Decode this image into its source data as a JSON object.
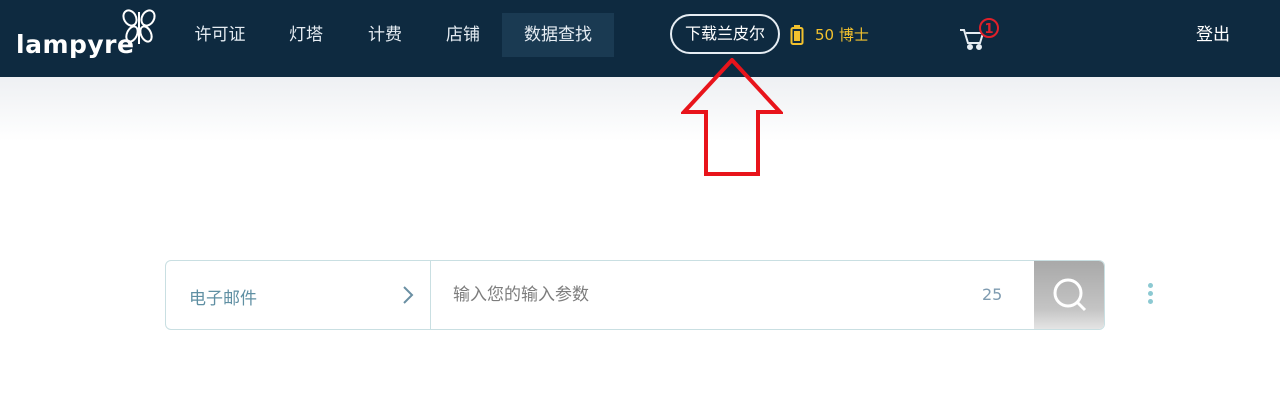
{
  "brand": {
    "name": "lampyre",
    "logo_icon": "firefly-logo-icon"
  },
  "nav": {
    "items": [
      {
        "label": "许可证"
      },
      {
        "label": "灯塔"
      },
      {
        "label": "计费"
      },
      {
        "label": "店铺"
      },
      {
        "label": "数据查找",
        "active": true
      }
    ],
    "download_label": "下载兰皮尔",
    "credits": {
      "icon": "battery-icon",
      "label": "50 博士"
    },
    "cart": {
      "icon": "cart-icon",
      "badge": "1"
    },
    "logout_label": "登出"
  },
  "annotation": {
    "icon": "red-up-arrow-icon",
    "color": "#e8141b"
  },
  "search": {
    "type_label": "电子邮件",
    "type_icon": "chevron-right-icon",
    "placeholder": "输入您的输入参数",
    "value": "",
    "counter": "25",
    "button_icon": "search-icon",
    "menu_icon": "kebab-menu-icon"
  },
  "colors": {
    "navbar": "#0e2a40",
    "accent_gold": "#f2c12e",
    "badge_red": "#e0202a",
    "input_border": "#c9dfe2"
  }
}
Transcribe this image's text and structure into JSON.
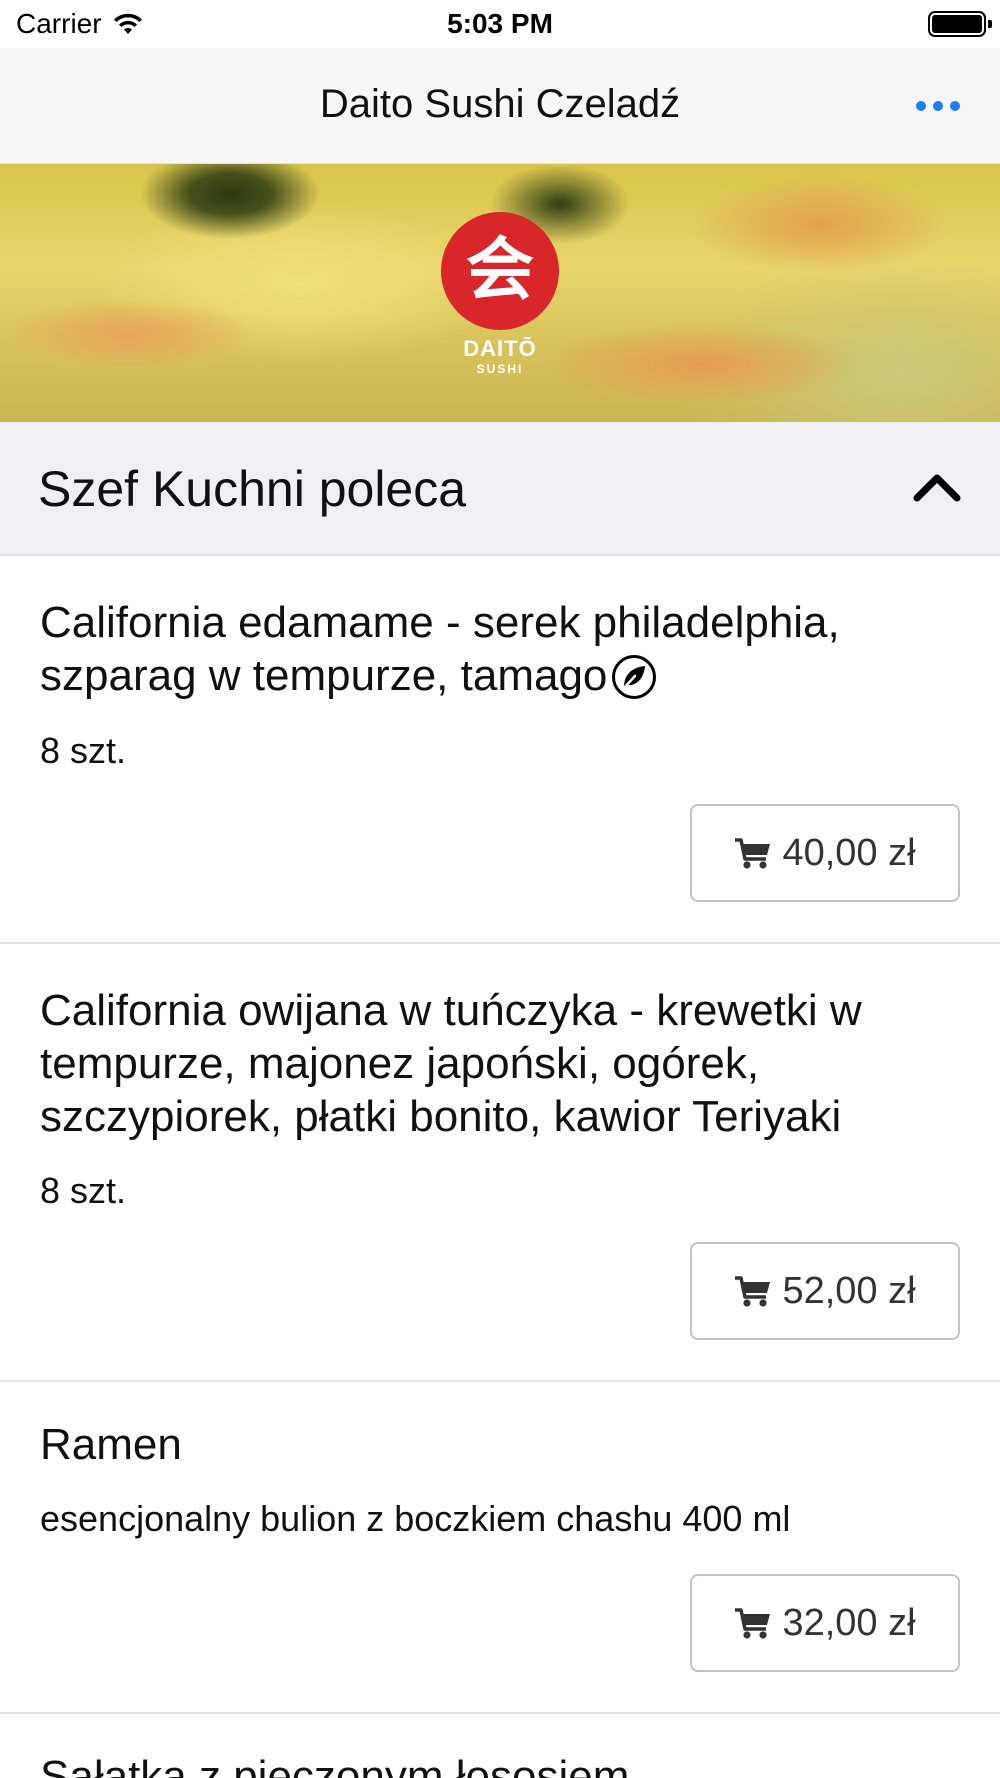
{
  "status_bar": {
    "carrier": "Carrier",
    "time": "5:03 PM"
  },
  "nav": {
    "title": "Daito Sushi Czeladź"
  },
  "banner": {
    "logo_glyph": "会",
    "logo_word": "DAITŌ",
    "logo_sub": "SUSHI"
  },
  "section": {
    "title": "Szef Kuchni poleca"
  },
  "items": [
    {
      "title": "California edamame - serek philadelphia, szparag w tempurze, tamago",
      "vegetarian_icon": "leaf-icon",
      "description": "8 szt.",
      "price": "40,00 zł"
    },
    {
      "title": "California owijana w tuńczyka - krewetki w tempurze, majonez japoński, ogórek, szczypiorek, płatki bonito, kawior Teriyaki",
      "description": "8 szt.",
      "price": "52,00 zł"
    },
    {
      "title": "Ramen",
      "description": "esencjonalny bulion z boczkiem chashu 400 ml",
      "price": "32,00 zł"
    },
    {
      "title": "Sałatka z pieczonym łososiem"
    }
  ],
  "colors": {
    "accent": "#1a7ef7",
    "logo_red": "#d9262b",
    "section_bg": "#f0f0f4",
    "nav_bg": "#f6f6f6"
  },
  "icons": {
    "wifi": "wifi-icon",
    "battery": "battery-icon",
    "more": "more-icon",
    "chevron": "chevron-up-icon",
    "cart": "cart-icon"
  }
}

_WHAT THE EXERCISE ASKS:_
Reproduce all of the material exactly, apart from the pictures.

_WRITTEN REPLY:_
Decode this image into its source data as a JSON object.
{
  "brand": {
    "name": "lampyre",
    "logo_icon": "firefly-logo-icon"
  },
  "nav": {
    "items": [
      {
        "label": "许可证"
      },
      {
        "label": "灯塔"
      },
      {
        "label": "计费"
      },
      {
        "label": "店铺"
      },
      {
        "label": "数据查找",
        "active": true
      }
    ],
    "download_label": "下载兰皮尔",
    "credits": {
      "icon": "battery-icon",
      "label": "50 博士"
    },
    "cart": {
      "icon": "cart-icon",
      "badge": "1"
    },
    "logout_label": "登出"
  },
  "annotation": {
    "icon": "red-up-arrow-icon",
    "color": "#e8141b"
  },
  "search": {
    "type_label": "电子邮件",
    "type_icon": "chevron-right-icon",
    "placeholder": "输入您的输入参数",
    "value": "",
    "counter": "25",
    "button_icon": "search-icon",
    "menu_icon": "kebab-menu-icon"
  },
  "colors": {
    "navbar": "#0e2a40",
    "accent_gold": "#f2c12e",
    "badge_red": "#e0202a",
    "input_border": "#c9dfe2"
  }
}
Transcribe this image's text and structure into JSON.
{
  "status_bar": {
    "carrier": "Carrier",
    "time": "5:03 PM"
  },
  "nav": {
    "title": "Daito Sushi Czeladź"
  },
  "banner": {
    "logo_glyph": "会",
    "logo_word": "DAITŌ",
    "logo_sub": "SUSHI"
  },
  "section": {
    "title": "Szef Kuchni poleca"
  },
  "items": [
    {
      "title": "California edamame - serek philadelphia, szparag w tempurze, tamago",
      "vegetarian_icon": "leaf-icon",
      "description": "8 szt.",
      "price": "40,00 zł"
    },
    {
      "title": "California owijana w tuńczyka - krewetki w tempurze, majonez japoński, ogórek, szczypiorek, płatki bonito, kawior Teriyaki",
      "description": "8 szt.",
      "price": "52,00 zł"
    },
    {
      "title": "Ramen",
      "description": "esencjonalny bulion z boczkiem chashu 400 ml",
      "price": "32,00 zł"
    },
    {
      "title": "Sałatka z pieczonym łososiem"
    }
  ],
  "colors": {
    "accent": "#1a7ef7",
    "logo_red": "#d9262b",
    "section_bg": "#f0f0f4",
    "nav_bg": "#f6f6f6"
  },
  "icons": {
    "wifi": "wifi-icon",
    "battery": "battery-icon",
    "more": "more-icon",
    "chevron": "chevron-up-icon",
    "cart": "cart-icon"
  }
}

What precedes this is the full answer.